Today, we will focus on quercetin.
Flavonoids, including quercetin, are important anti-inflammatories because they act as antioxidants, which mean they literally fight the natural process of “oxidation” that takes place over time as we age. Quercetin can help stop damaging particles in the body known as free radicals, which negatively impact how cells work — including damaging cell membranes, changing the way DNA works, increasing cell mutations and causing healthy cells to die. Consumption of foods rich in quercetin has been linked to a reduction in cholesterol and blood pressure levels, but for the latter it only worked for people who are already hypertensive. Non-hypertensive patients who took quercetin supplements did not show any changes to their blood pressure levels. Apples, citrus fruits, onions, red wine, dark berries, and parsley are among the food sources of the flavonoid. Its supplement form is sometimes combined with bromelain, a pineapple enzyme that is also an anti-inflammatory.
Thank God quercetin is so readily available in so many food.
The one food whose importance has been under-stressed: Parsley.
We don’t think much of parsley because we think it’s just a spice that can be used for garnishing.
Parsley is more than the sprinkle of green for your soups, mains and porridges.
In fact, why not try……………………
- Parsnip Soup With Leeks And Parsley
In a large saucepan, heat the olive oil over medium heat. Add the leek and celery, and stir to coat in the oil. Cover, reduce heat to low and cook for 5 minutes, or until the leek and celery have softened. Do not brown.

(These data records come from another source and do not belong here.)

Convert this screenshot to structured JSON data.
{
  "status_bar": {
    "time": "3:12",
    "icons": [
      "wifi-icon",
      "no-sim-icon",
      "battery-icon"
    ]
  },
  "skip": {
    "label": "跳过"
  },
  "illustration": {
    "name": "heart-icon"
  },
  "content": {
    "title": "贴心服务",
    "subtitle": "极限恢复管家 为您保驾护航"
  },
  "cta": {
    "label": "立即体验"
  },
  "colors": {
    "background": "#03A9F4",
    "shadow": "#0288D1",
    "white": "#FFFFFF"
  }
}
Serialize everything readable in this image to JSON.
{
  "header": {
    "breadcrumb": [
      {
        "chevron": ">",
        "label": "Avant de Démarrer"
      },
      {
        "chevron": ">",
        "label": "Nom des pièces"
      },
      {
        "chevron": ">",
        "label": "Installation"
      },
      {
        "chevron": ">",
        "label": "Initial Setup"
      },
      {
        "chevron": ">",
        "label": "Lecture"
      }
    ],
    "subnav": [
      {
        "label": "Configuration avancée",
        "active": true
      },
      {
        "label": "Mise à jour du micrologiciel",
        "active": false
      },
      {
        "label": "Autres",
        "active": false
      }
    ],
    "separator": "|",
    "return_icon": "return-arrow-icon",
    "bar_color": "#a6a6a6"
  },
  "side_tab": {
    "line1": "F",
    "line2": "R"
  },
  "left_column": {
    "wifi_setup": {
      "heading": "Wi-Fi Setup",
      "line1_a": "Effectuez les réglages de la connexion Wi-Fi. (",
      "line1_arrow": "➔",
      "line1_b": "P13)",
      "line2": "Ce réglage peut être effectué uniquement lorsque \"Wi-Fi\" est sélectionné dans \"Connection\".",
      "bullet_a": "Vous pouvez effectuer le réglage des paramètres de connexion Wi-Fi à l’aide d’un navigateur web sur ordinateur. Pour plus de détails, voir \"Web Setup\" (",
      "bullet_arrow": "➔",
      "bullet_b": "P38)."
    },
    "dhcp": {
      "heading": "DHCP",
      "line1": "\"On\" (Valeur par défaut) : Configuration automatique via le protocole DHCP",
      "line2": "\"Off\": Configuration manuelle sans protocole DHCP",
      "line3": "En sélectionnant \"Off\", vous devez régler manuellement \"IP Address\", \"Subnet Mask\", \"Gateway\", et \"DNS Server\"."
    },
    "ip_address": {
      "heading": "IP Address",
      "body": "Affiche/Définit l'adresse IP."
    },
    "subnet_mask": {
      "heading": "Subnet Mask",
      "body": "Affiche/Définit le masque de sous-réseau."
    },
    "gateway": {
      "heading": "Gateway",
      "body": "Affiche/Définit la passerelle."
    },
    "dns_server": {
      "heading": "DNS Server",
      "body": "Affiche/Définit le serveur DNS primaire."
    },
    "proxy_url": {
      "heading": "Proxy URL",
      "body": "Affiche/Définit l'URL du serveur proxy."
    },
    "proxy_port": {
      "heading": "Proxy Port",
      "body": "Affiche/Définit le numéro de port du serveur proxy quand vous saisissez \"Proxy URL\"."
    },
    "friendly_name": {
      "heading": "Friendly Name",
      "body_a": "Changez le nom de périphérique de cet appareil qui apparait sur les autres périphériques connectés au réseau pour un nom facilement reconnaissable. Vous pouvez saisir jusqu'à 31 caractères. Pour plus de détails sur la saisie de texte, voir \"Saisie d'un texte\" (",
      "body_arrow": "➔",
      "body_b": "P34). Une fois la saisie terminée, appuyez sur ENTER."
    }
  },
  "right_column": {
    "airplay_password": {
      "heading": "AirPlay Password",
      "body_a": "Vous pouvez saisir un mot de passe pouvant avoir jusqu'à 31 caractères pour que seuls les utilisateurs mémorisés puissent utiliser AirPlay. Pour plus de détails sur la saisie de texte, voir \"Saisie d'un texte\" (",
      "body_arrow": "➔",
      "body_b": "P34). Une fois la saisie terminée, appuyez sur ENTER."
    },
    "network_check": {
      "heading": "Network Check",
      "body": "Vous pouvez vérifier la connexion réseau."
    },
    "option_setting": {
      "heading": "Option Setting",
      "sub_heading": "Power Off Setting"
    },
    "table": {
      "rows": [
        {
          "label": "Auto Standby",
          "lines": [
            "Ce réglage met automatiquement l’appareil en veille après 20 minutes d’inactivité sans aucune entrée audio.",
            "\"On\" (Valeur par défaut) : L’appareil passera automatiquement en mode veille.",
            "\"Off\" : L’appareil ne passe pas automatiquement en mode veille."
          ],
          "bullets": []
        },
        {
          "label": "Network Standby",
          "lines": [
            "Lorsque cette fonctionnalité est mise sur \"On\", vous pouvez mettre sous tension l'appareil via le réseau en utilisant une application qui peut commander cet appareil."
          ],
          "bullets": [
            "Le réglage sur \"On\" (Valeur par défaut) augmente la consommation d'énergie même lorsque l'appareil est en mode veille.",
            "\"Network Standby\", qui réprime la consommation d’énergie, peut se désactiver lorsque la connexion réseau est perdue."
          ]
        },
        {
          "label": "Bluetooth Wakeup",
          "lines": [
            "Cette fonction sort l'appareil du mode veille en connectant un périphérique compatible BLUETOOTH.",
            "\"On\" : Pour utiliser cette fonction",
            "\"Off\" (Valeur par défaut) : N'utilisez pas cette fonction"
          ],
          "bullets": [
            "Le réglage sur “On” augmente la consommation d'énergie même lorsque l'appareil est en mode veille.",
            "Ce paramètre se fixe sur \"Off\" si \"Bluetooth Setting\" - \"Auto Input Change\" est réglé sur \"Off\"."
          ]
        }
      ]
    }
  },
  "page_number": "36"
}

Add the parsnips and cover with the stock. Turn heat to high and bring to the boil. Reduce heat, cover and simmer for 15 to 20 minutes, or until parsnips are soft. Add the parsley and cook a further 3 minutes.

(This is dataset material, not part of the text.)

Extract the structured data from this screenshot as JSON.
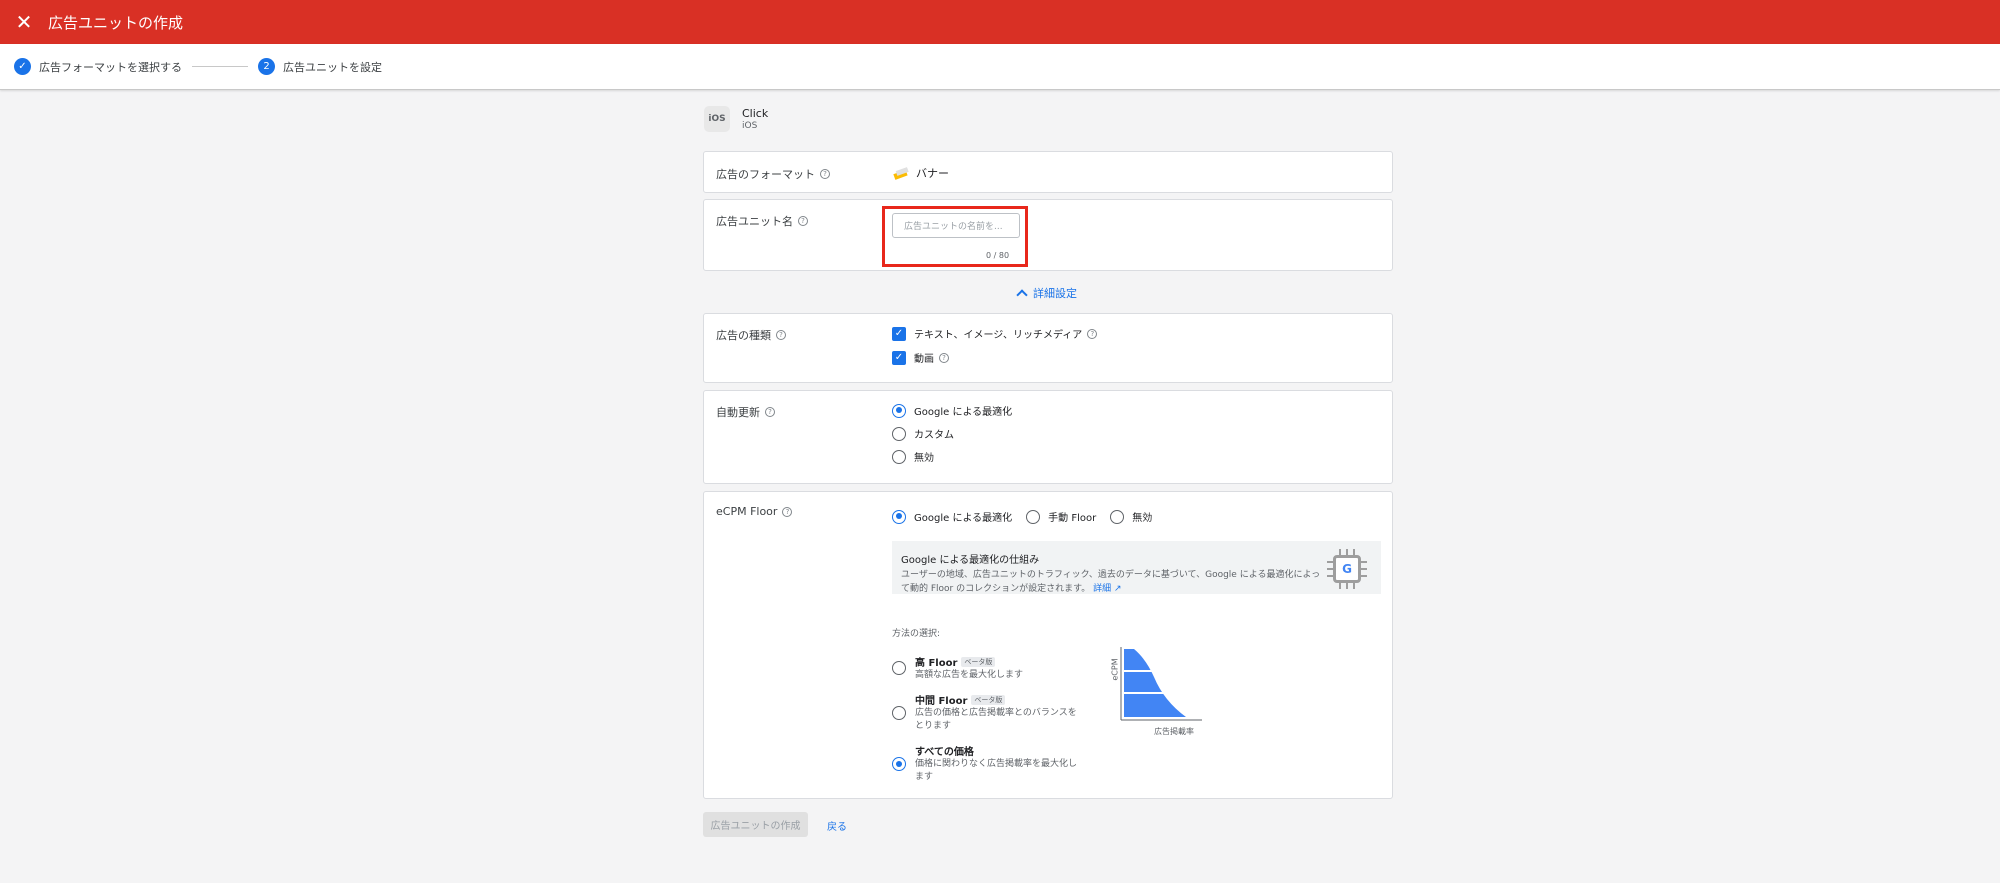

Puree the soup in batches in a blender or food processor. Add the yoghurt to one of the batches and blend till incorporated. (Alternatively, use an immersion blender right in the pan.)
Transfer the pureed soup back to the pan and reheat over medium heat. Slowly add the milk whilst stirring, using only as much as you need to achieve your desired consistency. Add salt and pepper to taste.
Serve topped with additional chopped parsley and grated Parmesan cheese, if desired. Enjoy
- Creamy, Buttery Herbed Bucatini
Get the 10-Minute Creamy, Buttery Herbed Bucatini recipe from Half Baked Harvest
We love adding parsley into the mix when preparing salads, such as this red quinoa dish or raw brussels sprout salad, and whipping up this cancer-fighting miracle broth with fresh bunches of the herb. It’s a favorite in all kinds of alkalizing juice combinations you can create in your own kitchen – but if you’re juicer-less or simply on the go, grab a bottle of Pressed Juicery Greens 1, 1.5, 2 or 3. All four varieties will provide you with your daily dose of this superfood. Drink up!